A PBI, like the periodic table, needed changes as additional information came in. For instance, the change from atomic weights to atomic numbers.
My blog will contain some PBIs—things I want to consider, but not devote a full essay, yet.
|I've enjoyed Monet's "Impression Sunrise" since seeing a reproduction in my college days. In those days, I also noticed:
1 Galileo died, the same year Newton was born (1642)
2 Benjamin Franklin died in the same year as Adam Smith was born (1790)
3 Jefferson Davis died in the year when Adolf Hitler was born. (1889)
An Impression History. Certain eras burn particularly starkly.
What if that wasn't a coincidence? What if there was a controlling spirit that carried the spark from one to the next:

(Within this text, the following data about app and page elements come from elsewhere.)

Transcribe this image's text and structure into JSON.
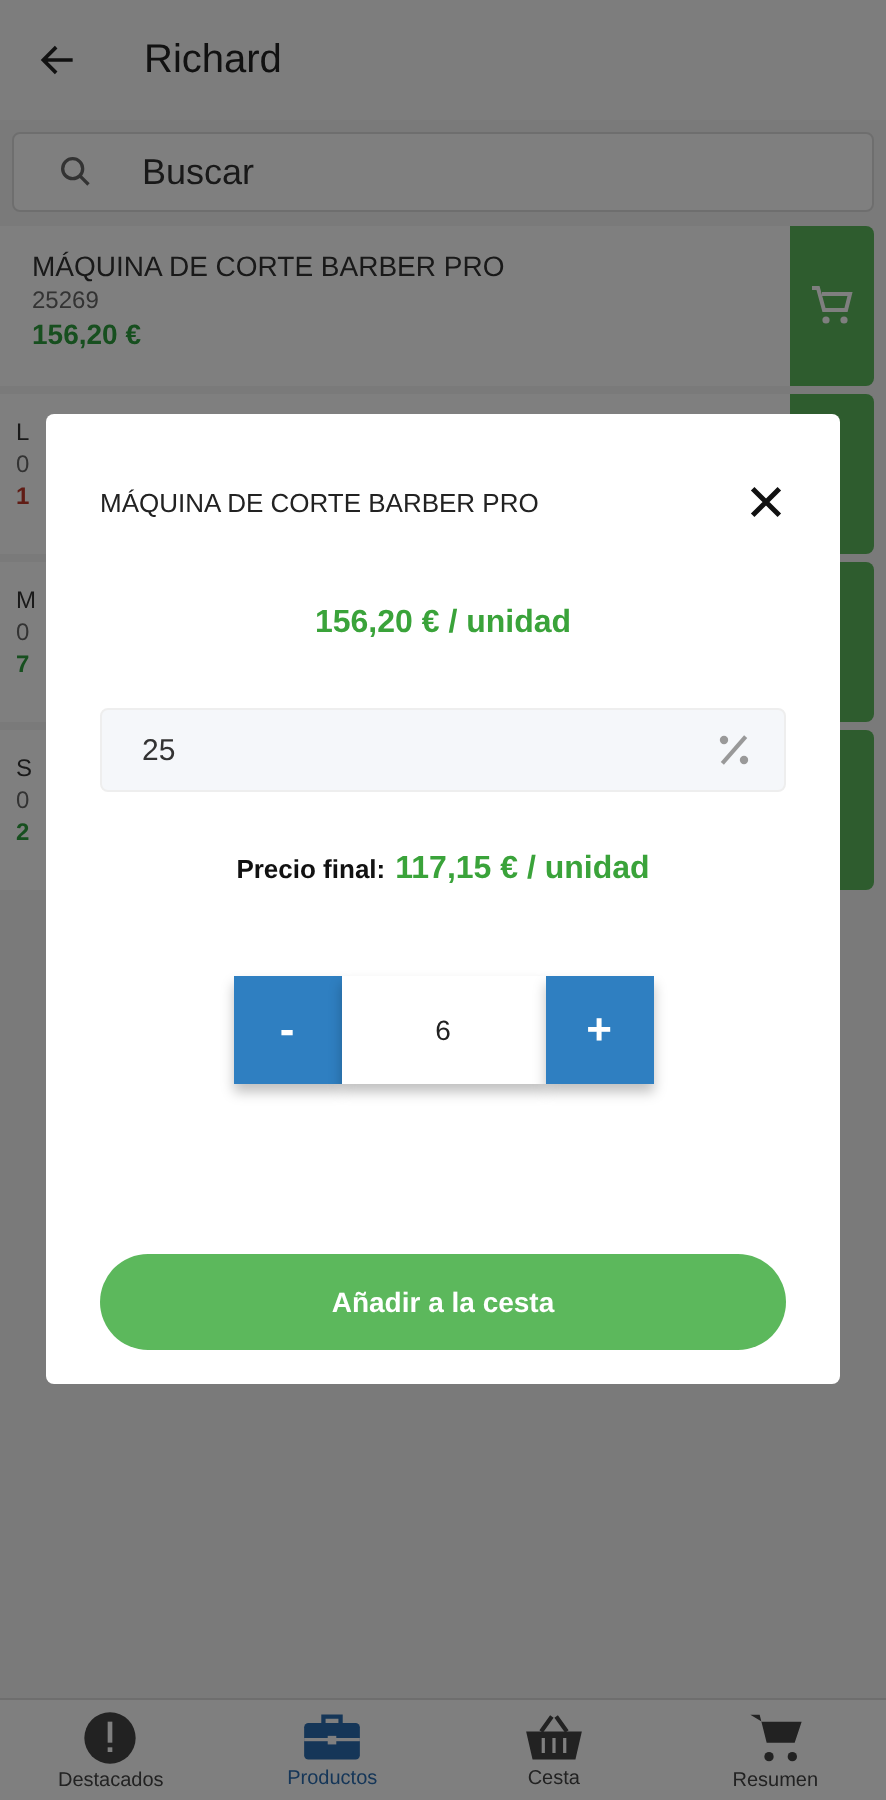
{
  "header": {
    "title": "Richard"
  },
  "search": {
    "placeholder": "Buscar"
  },
  "products": [
    {
      "name": "MÁQUINA DE CORTE BARBER PRO",
      "code": "25269",
      "price": "156,20 €",
      "kind": "normal"
    },
    {
      "name": "L",
      "code": "0",
      "price": "1",
      "kind": "warning"
    },
    {
      "name": "M",
      "code": "0",
      "price": "7",
      "kind": "normal"
    },
    {
      "name": "S",
      "code": "0",
      "price": "2",
      "kind": "normal"
    }
  ],
  "dialog": {
    "title": "MÁQUINA DE CORTE BARBER PRO",
    "unit_price": "156,20 € / unidad",
    "discount": "25",
    "final_label": "Precio final:",
    "final_price": "117,15 € / unidad",
    "minus": "-",
    "quantity": "6",
    "plus": "+",
    "add_button": "Añadir a la cesta"
  },
  "nav": [
    {
      "label": "Destacados",
      "selected": false
    },
    {
      "label": "Productos",
      "selected": true
    },
    {
      "label": "Cesta",
      "selected": false
    },
    {
      "label": "Resumen",
      "selected": false
    }
  ]
}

4 Galileo's science to England's Newton
5 Franklin's wisdom to the Scottish Enlightenment's Smith
6 Davis's intransigence to Adolf Hitler ?
Was the occurrence by a god's action, an alien's interference, or nature's structure that these linkages occur?
Perhaps worthy of a story, if it's bound and scoped properly.
|After a week writing the first draft of "First Assignment", I wanted to advance, but I was worn out and my eyes were bleary.
Voila! MS Word ReadAloud option.
I listened to the eight thousand word manuscript in 50 minutes. Just hearing the flow, feeling the effect, and noting errors, mealy-mouthed phrases, omissions, and logic gaps for revision one.
So much easier than reading it myself, since I had overdosed on the written word.
|A follow-up. The woodpeckers appear to have liked to fly in our attic. No nest. No chicks. No fuss. Only had to pay bucks to get the holes in cedar plugged, a few spot insecticide applications for carpenter bees, and some flashing to ward off future attacks.
One of my favorite paths has a new painted rock. Thank god, the pandemic didn't kill creativity.
When I stopped at the newly reopened library, a winged beast worthy of Tolkien, was frozen by a magic spell.
But it was not all art and fantasy for me. I'm adhering to the template for my next story. I'm writing the epiphany tomorrow for "Prime Assignment."
The template follows is adapted from Robert McKee's book Story. His audience is mainly screenwriters, but these ideas translate easily.
1 Hook. X exciting plot event (inciting incident) in which protagonist's action hints at his flaw or weakness
2 Backstory. X can be several incidents, to show why protagonist is way that he is, esp. his flaw
3 Trigger. X. intense event that protagonist must respond to (to achieve his goal and where he fails because of his flaw)
4 Crisis (Sequel). X emotional, trigger's effect on flaw
5 Struggle. X ever increasing obstacles
6 Epiphany. X realizes flaw and overcomes or accepts. Tragedy, never realizes his flaw; no epiphany
7 Plan. X using insight of epiphany
8 Climax. X confronts antagonist, who is defeated by own flaw
9 Ending. X conflicts resolve with release of emotional tension
I am happy to note this is my 10th entry in this bloggy June month—satisfying the charge of "The Bard's Hall Contest"
|Did you know that Amazon is starting a program to support serialized works? They call it 'Vella' which is under Kindle Direct Publishing. You can put stories out before the entire work is completed.
With D.L. Hughes at Velocity Writing suggesting I write a collection of stories, Tales from the Programmer's Cube, I intend to see if Vella might be a viable outlet for them.
Also about Amazon. There's a very good, free introductory AMS course about promoting your book. This is accomplished by getting Amazon readers searching for books to see your book. It's not an Amazon course, but by an independent vendor (from whom I purchased "Publisher Rocket").
I'm learning about types of ads offered, how to develop the best keywords, and targeting the audience in ad copy.
Not that I'm quite ready to devote any money to an ad campaign at this time.